Copy all lines containing the string "content" from the records below.

** Opening Data for processing block **

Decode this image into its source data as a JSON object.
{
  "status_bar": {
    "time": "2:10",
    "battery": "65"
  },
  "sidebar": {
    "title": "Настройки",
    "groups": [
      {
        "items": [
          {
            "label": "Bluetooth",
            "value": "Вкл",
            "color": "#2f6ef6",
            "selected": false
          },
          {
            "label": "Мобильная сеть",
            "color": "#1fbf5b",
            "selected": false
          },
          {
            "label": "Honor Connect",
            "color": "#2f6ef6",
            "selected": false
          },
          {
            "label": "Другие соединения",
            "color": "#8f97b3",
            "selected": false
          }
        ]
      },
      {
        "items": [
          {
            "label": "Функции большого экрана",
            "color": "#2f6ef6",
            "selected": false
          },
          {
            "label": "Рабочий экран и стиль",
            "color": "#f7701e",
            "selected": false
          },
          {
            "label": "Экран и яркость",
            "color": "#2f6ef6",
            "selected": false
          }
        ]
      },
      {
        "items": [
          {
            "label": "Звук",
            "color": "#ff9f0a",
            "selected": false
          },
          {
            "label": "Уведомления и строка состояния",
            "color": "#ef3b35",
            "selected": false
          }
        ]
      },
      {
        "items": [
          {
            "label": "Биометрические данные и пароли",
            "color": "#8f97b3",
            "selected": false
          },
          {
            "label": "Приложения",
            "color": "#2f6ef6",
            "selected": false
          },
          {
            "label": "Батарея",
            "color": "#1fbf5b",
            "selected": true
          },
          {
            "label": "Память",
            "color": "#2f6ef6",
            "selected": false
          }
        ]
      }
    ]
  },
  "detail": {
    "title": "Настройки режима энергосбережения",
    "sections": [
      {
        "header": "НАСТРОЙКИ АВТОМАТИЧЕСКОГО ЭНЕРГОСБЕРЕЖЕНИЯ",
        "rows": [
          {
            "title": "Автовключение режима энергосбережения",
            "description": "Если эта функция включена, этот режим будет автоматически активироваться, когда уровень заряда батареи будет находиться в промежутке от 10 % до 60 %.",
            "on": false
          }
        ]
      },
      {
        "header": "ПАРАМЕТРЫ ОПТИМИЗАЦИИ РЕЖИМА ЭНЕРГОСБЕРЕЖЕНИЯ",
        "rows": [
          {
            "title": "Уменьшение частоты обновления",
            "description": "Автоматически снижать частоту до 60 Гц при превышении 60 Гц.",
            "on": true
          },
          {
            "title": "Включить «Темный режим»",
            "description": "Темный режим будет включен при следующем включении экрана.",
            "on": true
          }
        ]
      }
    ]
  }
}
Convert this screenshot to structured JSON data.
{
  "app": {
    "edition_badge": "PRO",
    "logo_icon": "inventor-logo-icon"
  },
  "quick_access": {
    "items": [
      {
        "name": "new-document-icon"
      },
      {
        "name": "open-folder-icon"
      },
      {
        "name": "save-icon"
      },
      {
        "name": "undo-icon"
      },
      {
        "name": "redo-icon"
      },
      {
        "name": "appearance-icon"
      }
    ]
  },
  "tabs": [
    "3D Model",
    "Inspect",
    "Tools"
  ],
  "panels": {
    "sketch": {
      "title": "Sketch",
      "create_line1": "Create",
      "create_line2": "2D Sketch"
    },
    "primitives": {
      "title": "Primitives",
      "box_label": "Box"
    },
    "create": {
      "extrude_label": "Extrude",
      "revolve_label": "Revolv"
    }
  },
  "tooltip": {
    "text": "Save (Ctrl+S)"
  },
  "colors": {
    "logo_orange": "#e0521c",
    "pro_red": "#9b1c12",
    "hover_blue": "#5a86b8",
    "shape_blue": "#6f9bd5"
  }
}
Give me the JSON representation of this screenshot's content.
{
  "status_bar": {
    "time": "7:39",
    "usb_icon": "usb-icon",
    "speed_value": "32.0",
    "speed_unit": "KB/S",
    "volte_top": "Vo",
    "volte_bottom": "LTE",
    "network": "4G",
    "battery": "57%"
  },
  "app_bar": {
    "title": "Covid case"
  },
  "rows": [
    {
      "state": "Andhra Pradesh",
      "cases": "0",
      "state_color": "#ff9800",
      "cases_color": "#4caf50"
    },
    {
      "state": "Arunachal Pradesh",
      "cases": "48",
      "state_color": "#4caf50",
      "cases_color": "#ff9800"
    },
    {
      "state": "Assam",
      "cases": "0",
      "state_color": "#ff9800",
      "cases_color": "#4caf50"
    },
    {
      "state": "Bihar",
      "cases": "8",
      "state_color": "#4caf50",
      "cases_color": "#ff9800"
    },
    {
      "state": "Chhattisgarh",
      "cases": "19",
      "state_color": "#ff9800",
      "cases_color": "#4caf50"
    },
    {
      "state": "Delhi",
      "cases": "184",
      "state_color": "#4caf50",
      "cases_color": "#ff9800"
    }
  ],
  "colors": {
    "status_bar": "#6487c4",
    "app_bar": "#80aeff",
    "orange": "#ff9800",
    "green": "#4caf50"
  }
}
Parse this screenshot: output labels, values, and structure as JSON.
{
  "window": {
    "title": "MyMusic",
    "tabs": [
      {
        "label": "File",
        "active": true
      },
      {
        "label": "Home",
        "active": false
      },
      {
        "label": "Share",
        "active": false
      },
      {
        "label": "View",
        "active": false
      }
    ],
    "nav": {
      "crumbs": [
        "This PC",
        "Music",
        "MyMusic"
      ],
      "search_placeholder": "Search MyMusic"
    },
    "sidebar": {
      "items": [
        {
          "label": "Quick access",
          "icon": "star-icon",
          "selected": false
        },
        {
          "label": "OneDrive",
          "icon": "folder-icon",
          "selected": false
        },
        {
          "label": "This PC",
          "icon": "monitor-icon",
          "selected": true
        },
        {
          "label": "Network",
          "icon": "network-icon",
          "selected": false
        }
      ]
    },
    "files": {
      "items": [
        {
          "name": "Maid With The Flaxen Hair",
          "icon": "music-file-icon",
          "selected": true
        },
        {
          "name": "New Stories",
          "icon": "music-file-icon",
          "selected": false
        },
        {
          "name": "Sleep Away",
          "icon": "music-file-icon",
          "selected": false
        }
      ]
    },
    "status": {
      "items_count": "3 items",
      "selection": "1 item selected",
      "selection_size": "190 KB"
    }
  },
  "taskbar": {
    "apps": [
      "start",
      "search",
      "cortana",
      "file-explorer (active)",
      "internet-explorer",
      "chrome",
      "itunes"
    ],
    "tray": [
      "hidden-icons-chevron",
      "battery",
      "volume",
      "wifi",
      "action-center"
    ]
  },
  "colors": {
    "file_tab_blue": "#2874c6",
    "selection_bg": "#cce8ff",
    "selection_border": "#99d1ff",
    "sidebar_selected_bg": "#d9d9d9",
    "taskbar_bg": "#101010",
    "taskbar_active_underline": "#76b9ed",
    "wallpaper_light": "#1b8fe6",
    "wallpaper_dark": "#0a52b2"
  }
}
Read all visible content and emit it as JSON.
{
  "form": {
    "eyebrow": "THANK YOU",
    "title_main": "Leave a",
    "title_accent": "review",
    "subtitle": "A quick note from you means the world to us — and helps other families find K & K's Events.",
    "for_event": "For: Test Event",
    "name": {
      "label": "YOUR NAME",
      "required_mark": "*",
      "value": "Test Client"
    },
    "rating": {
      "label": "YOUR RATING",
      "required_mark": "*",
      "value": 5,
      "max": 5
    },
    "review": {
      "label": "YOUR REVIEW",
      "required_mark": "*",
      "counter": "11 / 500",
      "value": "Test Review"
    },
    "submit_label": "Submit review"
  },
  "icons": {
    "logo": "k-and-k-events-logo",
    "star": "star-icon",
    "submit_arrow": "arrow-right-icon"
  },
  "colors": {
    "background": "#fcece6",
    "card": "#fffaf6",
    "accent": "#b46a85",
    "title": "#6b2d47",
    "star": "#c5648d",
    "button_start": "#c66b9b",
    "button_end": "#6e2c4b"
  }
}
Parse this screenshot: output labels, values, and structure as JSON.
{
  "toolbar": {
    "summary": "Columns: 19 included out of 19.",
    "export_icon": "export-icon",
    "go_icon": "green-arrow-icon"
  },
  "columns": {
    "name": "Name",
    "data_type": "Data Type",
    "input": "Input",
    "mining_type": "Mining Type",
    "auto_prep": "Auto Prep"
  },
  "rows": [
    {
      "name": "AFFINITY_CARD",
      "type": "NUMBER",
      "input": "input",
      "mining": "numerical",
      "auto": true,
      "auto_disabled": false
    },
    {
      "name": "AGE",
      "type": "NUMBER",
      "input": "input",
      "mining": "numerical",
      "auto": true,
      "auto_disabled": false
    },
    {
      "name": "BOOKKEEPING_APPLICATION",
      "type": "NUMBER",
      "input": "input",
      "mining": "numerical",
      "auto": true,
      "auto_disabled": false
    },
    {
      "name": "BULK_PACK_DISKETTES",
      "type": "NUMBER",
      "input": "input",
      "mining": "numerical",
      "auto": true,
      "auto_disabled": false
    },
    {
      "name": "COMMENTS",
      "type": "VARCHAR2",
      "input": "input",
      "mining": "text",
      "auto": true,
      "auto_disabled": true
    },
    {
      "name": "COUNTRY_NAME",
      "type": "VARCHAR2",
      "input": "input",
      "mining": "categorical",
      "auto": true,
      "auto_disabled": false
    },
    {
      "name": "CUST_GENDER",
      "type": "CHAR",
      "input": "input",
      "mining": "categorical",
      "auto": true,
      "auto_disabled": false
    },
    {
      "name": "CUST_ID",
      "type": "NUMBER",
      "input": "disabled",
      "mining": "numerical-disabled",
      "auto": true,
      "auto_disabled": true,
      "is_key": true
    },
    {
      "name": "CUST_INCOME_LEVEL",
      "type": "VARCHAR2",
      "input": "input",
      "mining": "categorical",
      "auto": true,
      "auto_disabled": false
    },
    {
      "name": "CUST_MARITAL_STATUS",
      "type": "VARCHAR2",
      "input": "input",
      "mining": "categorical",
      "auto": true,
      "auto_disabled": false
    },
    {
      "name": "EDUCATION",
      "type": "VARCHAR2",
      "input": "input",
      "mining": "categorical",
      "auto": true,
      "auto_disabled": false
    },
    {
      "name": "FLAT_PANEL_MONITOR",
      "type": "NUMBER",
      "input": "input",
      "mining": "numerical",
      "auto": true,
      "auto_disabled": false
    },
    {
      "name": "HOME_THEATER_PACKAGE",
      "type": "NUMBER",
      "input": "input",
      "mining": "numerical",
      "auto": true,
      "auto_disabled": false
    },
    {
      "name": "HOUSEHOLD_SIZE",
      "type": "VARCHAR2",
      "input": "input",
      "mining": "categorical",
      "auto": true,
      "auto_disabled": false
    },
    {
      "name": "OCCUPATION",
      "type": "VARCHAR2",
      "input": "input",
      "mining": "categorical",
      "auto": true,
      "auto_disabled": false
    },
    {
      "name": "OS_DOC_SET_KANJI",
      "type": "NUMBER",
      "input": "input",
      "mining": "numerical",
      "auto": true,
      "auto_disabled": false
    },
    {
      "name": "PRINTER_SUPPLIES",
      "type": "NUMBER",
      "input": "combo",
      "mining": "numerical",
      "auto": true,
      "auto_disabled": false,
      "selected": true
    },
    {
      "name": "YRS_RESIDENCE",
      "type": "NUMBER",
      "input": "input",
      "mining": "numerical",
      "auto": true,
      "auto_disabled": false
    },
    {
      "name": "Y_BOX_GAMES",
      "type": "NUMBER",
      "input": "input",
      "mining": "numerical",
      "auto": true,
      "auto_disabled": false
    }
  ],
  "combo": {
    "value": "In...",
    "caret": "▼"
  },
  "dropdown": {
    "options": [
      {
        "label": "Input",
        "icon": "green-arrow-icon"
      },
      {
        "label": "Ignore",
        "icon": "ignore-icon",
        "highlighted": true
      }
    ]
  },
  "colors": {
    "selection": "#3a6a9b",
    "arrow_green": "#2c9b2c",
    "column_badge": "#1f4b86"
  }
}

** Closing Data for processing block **

## [Worked solution]
Give me the JSON representation of this screenshot's content.
Read all visible content and emit it as JSON.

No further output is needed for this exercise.